--- DATA FOR THE TASK ---

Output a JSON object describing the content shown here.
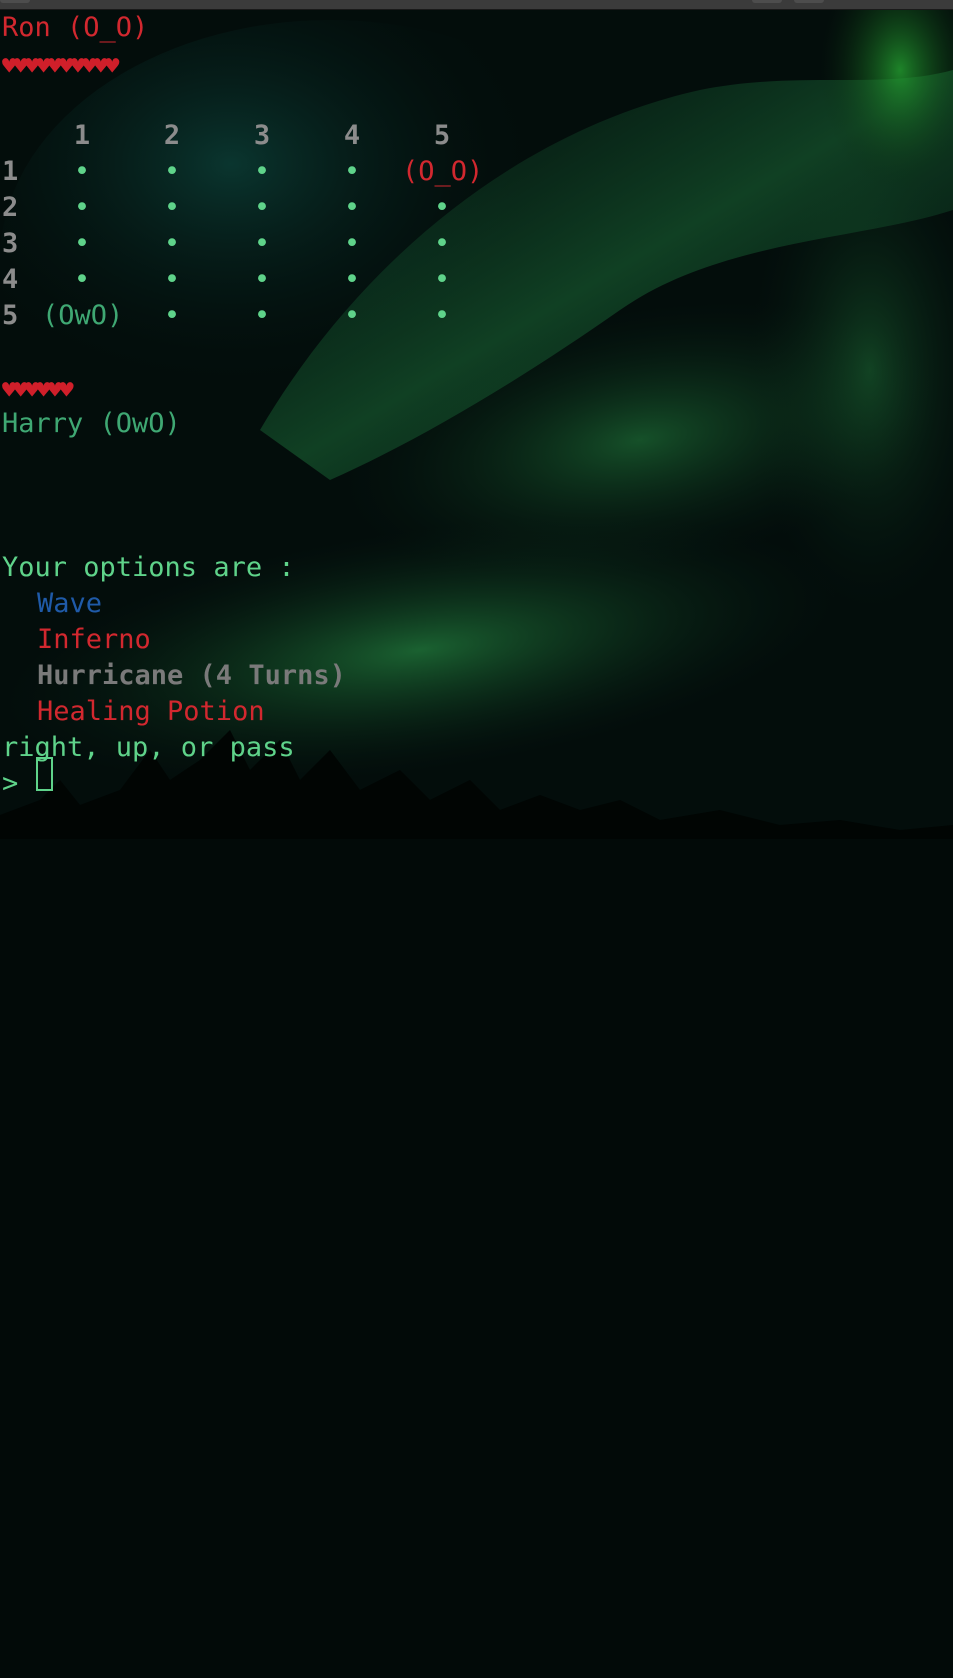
{
  "window": {
    "background_accent": "#1e7a3e"
  },
  "enemy": {
    "name": "Ron (O_O)",
    "hearts": "♥♥♥♥♥♥♥♥♥♥",
    "color": "#d2282f"
  },
  "board": {
    "columns": [
      "1",
      "2",
      "3",
      "4",
      "5"
    ],
    "rows": [
      "1",
      "2",
      "3",
      "4",
      "5"
    ],
    "cells": [
      [
        "•",
        "•",
        "•",
        "•",
        "(O_O)"
      ],
      [
        "•",
        "•",
        "•",
        "•",
        "•"
      ],
      [
        "•",
        "•",
        "•",
        "•",
        "•"
      ],
      [
        "•",
        "•",
        "•",
        "•",
        "•"
      ],
      [
        "(OwO)",
        "•",
        "•",
        "•",
        "•"
      ]
    ]
  },
  "player": {
    "name": "Harry (OwO)",
    "hearts": "♥♥♥♥♥♥",
    "color": "#3fa873"
  },
  "options": {
    "header": "Your options are :",
    "items": [
      {
        "label": "Wave",
        "color": "#1f5aa8"
      },
      {
        "label": "Inferno",
        "color": "#d2282f"
      },
      {
        "label": "Hurricane (4 Turns)",
        "color": "#7a7a7a"
      },
      {
        "label": "Healing Potion",
        "color": "#d2282f"
      }
    ]
  },
  "moves": {
    "text": "right, up, or pass"
  },
  "prompt": {
    "symbol": ">"
  }
}
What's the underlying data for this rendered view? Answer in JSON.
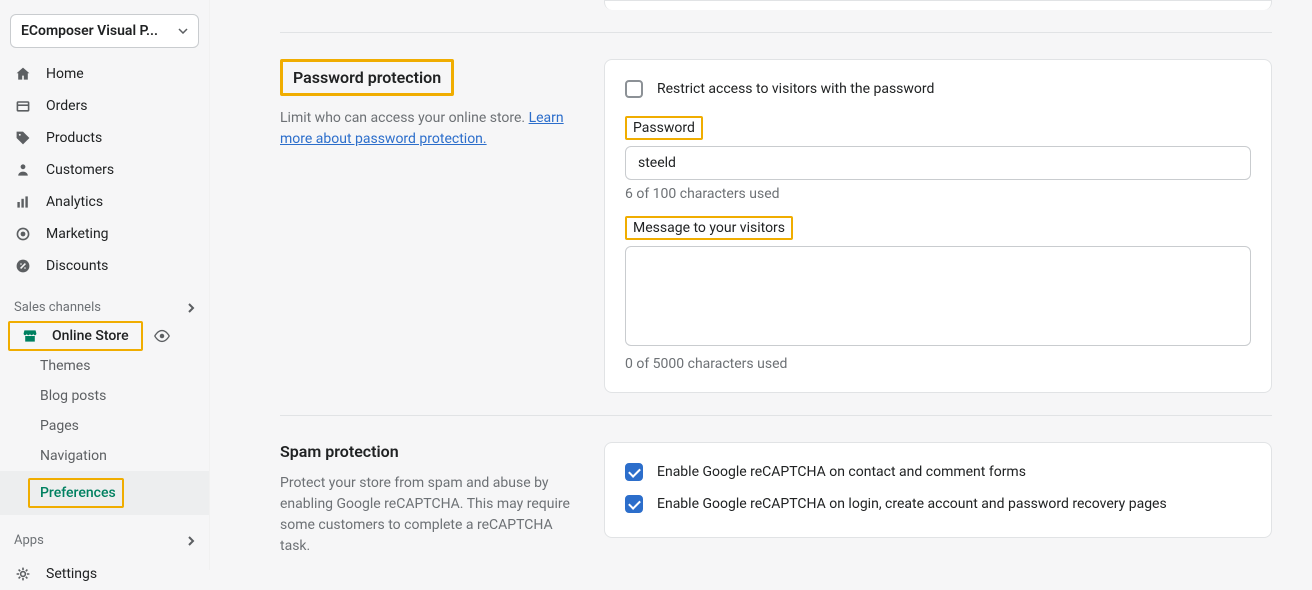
{
  "app_picker": {
    "label": "EComposer Visual P..."
  },
  "nav": {
    "home": "Home",
    "orders": "Orders",
    "products": "Products",
    "customers": "Customers",
    "analytics": "Analytics",
    "marketing": "Marketing",
    "discounts": "Discounts",
    "sales_channels_label": "Sales channels",
    "online_store": "Online Store",
    "sub": {
      "themes": "Themes",
      "blog_posts": "Blog posts",
      "pages": "Pages",
      "navigation": "Navigation",
      "preferences": "Preferences"
    },
    "apps_label": "Apps",
    "settings": "Settings"
  },
  "password_section": {
    "title": "Password protection",
    "desc_prefix": "Limit who can access your online store. ",
    "desc_link": "Learn more about password protection.",
    "restrict_label": "Restrict access to visitors with the password",
    "password_label": "Password",
    "password_value": "steeld",
    "password_hint": "6 of 100 characters used",
    "message_label": "Message to your visitors",
    "message_value": "",
    "message_hint": "0 of 5000 characters used"
  },
  "spam_section": {
    "title": "Spam protection",
    "desc": "Protect your store from spam and abuse by enabling Google reCAPTCHA. This may require some customers to complete a reCAPTCHA task.",
    "opt1": "Enable Google reCAPTCHA on contact and comment forms",
    "opt2": "Enable Google reCAPTCHA on login, create account and password recovery pages"
  }
}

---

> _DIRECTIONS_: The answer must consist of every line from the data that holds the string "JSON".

> _REPLY_:
Output a JSON object describing the content shown here.
What's the underlying data for this rendered view? Answer in JSON.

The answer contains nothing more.